Here or there? Why choose when you can have the Best of Both?
In 2021 we launched a new hybrid working model to make sure the change we created was the best kind of change. For roles that are eligible and able it means we have the opportunity to work three days in the office and two from home as it fits best for individuals and teams. So we’ve called it the Best of Both.
Most attractive workplace for engineers in Denmark
We are delighted to hear the news that for the second year running we’ve been voted Denmark’s most attractive workplace for Engineers by the readers of Ingenioren magazine. It’s particularly rewarding for us as our purpose is to develop and inspire the builders of tomorrow. Our 2,000+ engineering colleagues around the world find so many ways to do this. Maybe, one day, you could too. Perhaps we can inspire you to build your career here with us.
Just Imagine with Travis 💭
A curious mind is a hungry mind. Just imagine indulging yours in a business that thrives on sharing knowledge and challenging one another to create the best outcomes. This is just part of the reason our Strategy Director, Travis Peoples, finds his wide-ranging role in Sustainability so fulfilling.
Just Imagine with Lauren
Just imagine what you did every day could end up changing the world forever. This is how Lauren von Stackelberg (she/her) sees her role as our Chief Diversity & Inclusion Officer. Change does not happen quickly or easily when the task is so big. But Lauren is under no illusions about this and she doesn’t do it alone. Collaborating, listening and learning with a curious, open mind are as much part of her journey as they are of everyone who works here.

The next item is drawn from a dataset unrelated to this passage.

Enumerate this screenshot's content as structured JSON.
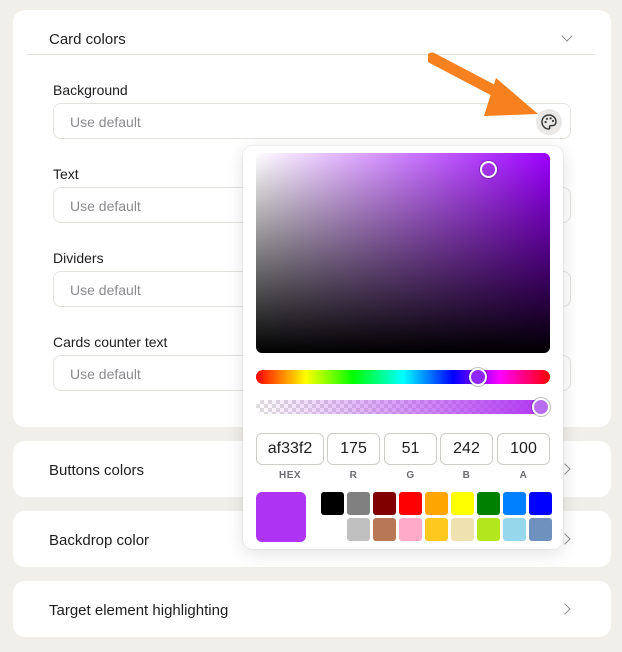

The secret to an awesome virtual interview LEGO® style
Creating an awesome experience for candidates throughout their whole journey should be central to any organisation’s hiring goals - and we’re no different. We want our candidates to feel the LEGO® culture, but this can be tricky when things are virtual.
Inspiring Women in Engineering
Science and Technology play an important part in helping us reach LEGO® builders across the globe - from Manufacturing, Production and Supply Chain to eCommerce and Consumer & Shopper Engagement (and there are many more!). Children are our role models, but we also know the positive impact role models can have on kids as they grow up.
Working at the LEGO Group is more than just fun: it’s exciting, inspiring, and filled with creativity. It’ll spark your imagination every day, and might just inspire you to explore career directions you’d never considered before. There’s a lot to discover, so start here.